* **Exercise requirements**
Only one number is expected here, namely how many lines of the entries below hold the string "title".

(Page and application data records)
━━━

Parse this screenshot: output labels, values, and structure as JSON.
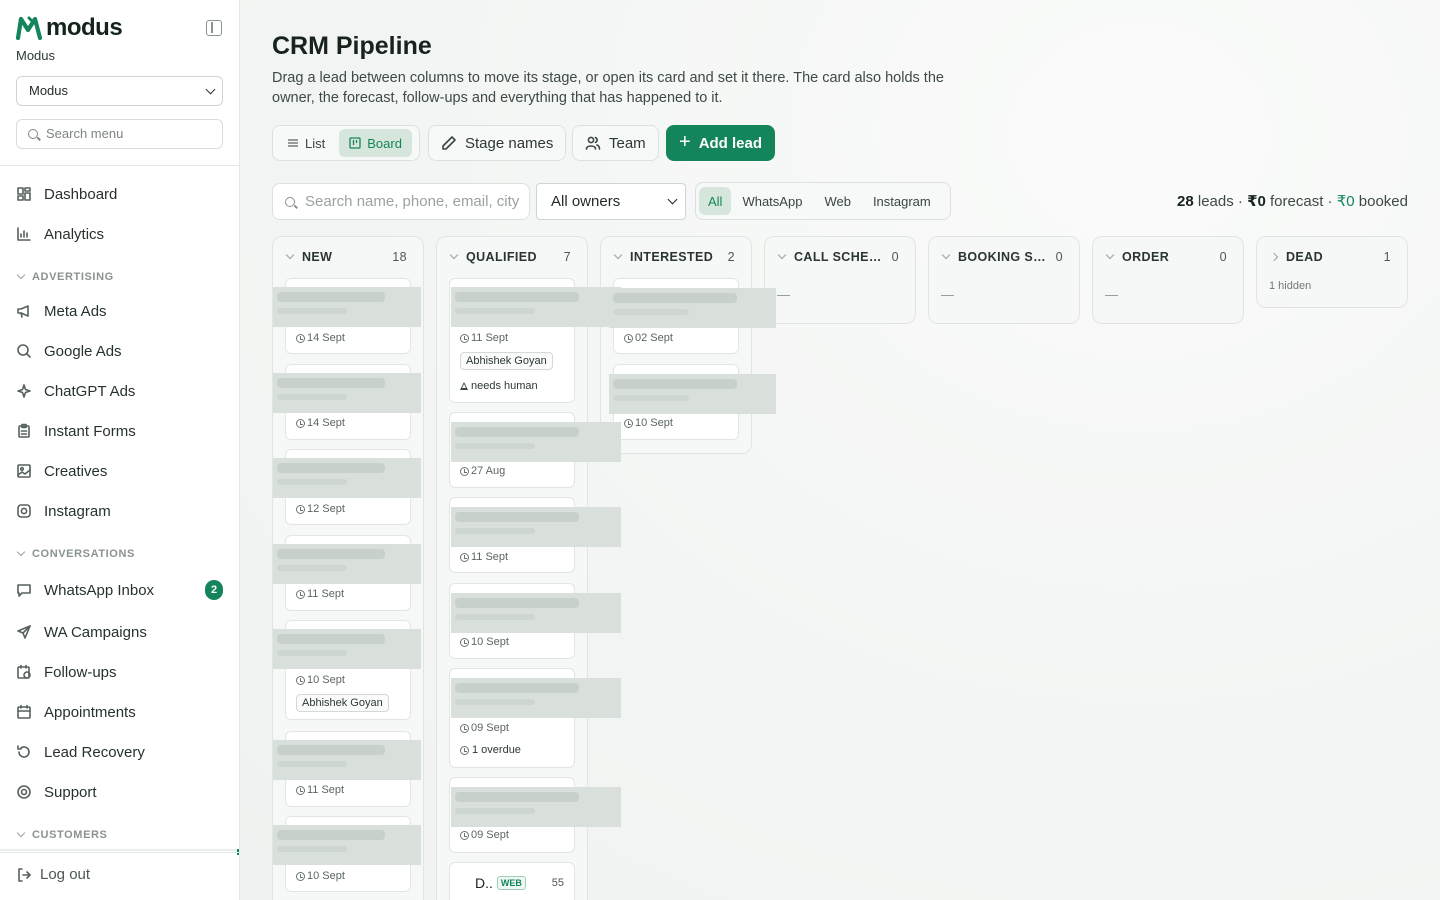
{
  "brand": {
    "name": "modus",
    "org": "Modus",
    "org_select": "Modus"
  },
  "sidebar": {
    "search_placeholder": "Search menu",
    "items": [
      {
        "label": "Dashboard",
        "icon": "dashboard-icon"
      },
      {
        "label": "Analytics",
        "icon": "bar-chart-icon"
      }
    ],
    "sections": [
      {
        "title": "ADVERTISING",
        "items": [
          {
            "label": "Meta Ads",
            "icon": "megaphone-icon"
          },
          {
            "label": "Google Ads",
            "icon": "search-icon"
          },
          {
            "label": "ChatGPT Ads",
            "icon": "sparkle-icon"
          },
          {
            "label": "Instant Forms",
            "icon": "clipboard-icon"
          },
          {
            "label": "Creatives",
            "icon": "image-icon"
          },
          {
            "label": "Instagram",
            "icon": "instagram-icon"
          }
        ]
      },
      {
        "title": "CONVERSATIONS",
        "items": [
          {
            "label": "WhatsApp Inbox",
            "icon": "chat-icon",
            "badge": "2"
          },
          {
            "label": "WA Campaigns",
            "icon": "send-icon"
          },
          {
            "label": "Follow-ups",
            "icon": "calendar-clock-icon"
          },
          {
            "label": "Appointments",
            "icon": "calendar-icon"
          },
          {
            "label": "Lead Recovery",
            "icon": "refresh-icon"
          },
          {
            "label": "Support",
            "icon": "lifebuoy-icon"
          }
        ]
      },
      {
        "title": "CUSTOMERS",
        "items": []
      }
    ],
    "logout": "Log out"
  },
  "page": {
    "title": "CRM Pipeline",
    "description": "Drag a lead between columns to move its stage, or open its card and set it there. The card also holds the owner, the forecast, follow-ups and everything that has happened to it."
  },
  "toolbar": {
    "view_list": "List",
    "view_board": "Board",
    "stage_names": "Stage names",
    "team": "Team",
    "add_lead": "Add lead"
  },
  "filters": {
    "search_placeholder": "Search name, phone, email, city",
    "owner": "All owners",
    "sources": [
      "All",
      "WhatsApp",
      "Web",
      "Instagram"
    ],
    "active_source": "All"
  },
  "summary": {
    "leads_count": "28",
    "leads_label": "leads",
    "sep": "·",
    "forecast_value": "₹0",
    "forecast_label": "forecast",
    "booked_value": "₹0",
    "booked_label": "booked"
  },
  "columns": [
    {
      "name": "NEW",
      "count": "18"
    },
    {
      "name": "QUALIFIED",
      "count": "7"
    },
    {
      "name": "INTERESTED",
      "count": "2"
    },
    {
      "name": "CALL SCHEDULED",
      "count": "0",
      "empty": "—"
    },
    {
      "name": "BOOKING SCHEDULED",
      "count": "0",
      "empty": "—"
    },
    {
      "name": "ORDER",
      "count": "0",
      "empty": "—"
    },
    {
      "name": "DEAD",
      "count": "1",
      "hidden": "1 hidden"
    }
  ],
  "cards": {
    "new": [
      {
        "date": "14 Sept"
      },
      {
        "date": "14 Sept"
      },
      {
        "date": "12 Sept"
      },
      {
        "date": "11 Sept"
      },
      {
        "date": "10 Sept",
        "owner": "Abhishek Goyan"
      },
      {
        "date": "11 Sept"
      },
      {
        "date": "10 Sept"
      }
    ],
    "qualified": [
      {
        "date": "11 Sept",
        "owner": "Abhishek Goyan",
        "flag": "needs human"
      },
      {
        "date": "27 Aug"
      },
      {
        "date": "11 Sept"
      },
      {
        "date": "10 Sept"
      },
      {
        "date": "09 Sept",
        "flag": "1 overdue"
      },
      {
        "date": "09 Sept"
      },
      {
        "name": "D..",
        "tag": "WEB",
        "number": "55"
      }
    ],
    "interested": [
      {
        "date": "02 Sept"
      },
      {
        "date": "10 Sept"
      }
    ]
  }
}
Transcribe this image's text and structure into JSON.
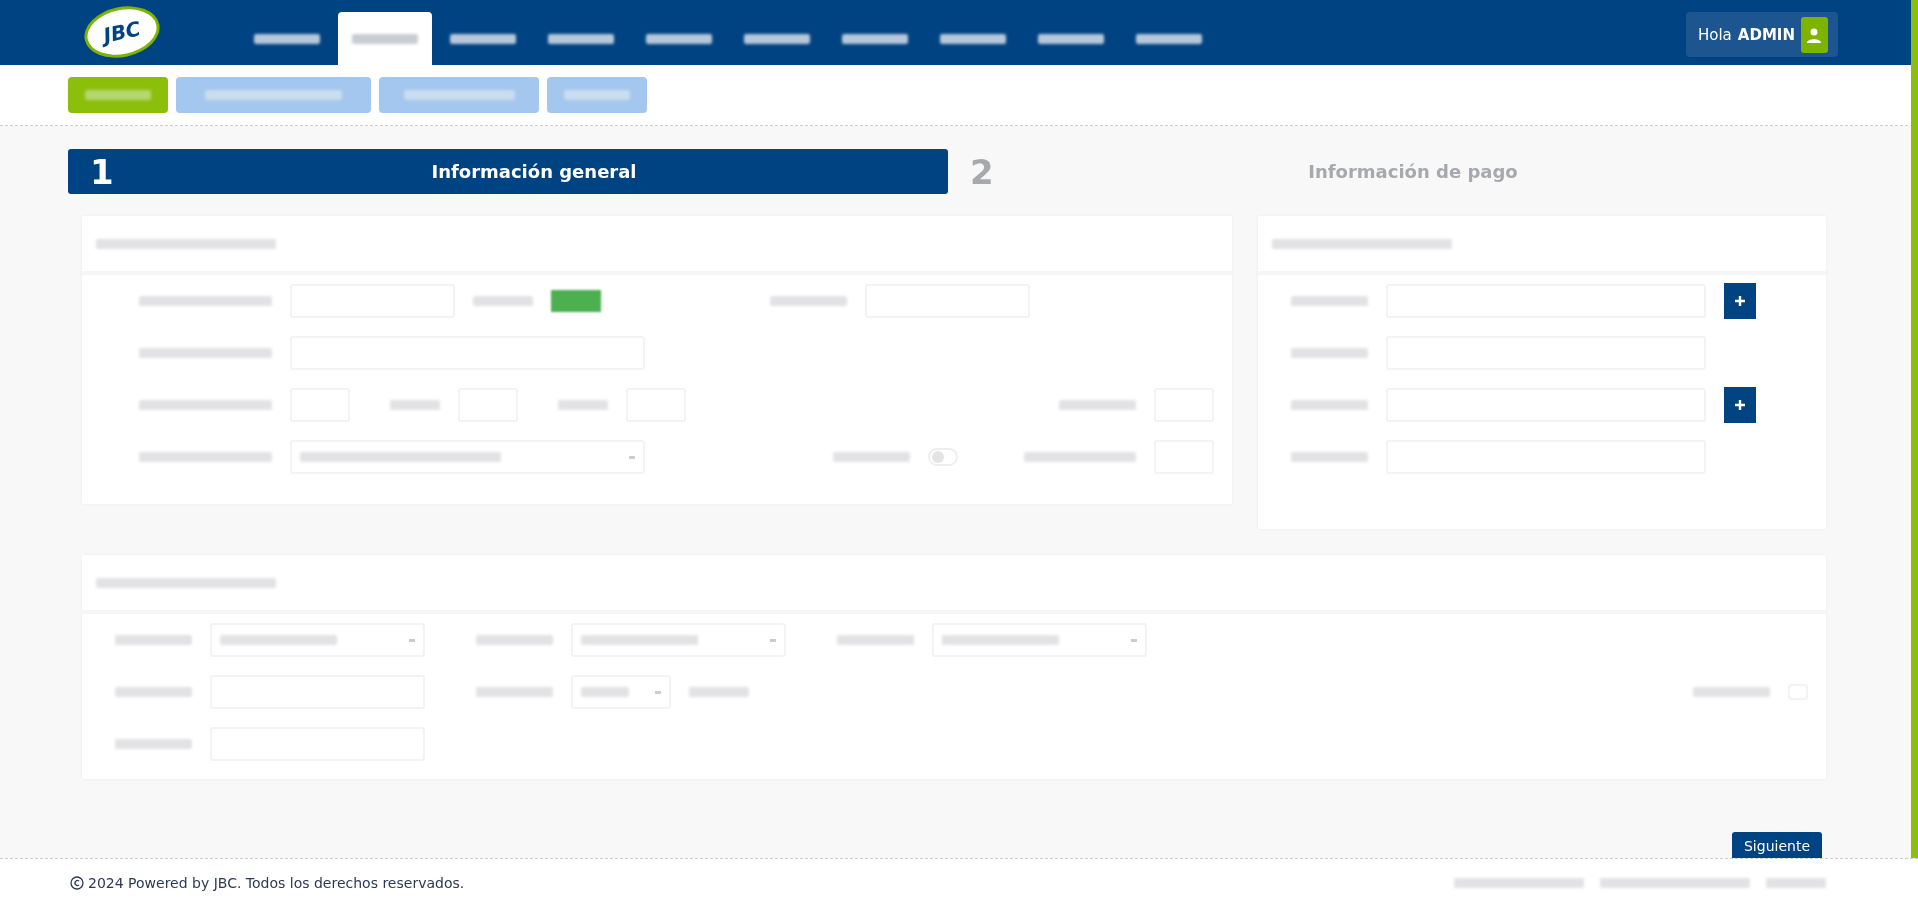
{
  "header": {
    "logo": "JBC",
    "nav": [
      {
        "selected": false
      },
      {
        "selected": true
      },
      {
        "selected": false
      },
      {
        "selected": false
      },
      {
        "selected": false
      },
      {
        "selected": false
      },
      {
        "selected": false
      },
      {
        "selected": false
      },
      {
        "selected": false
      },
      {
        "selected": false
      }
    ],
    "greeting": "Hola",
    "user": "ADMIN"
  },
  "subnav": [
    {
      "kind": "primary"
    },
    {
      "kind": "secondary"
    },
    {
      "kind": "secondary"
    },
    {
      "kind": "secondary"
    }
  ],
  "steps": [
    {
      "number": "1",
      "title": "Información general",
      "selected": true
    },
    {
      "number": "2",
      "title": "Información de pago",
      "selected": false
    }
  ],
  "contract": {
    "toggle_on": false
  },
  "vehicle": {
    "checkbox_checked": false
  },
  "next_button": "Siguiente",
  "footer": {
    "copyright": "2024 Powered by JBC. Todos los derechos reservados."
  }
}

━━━

* **Task result**
6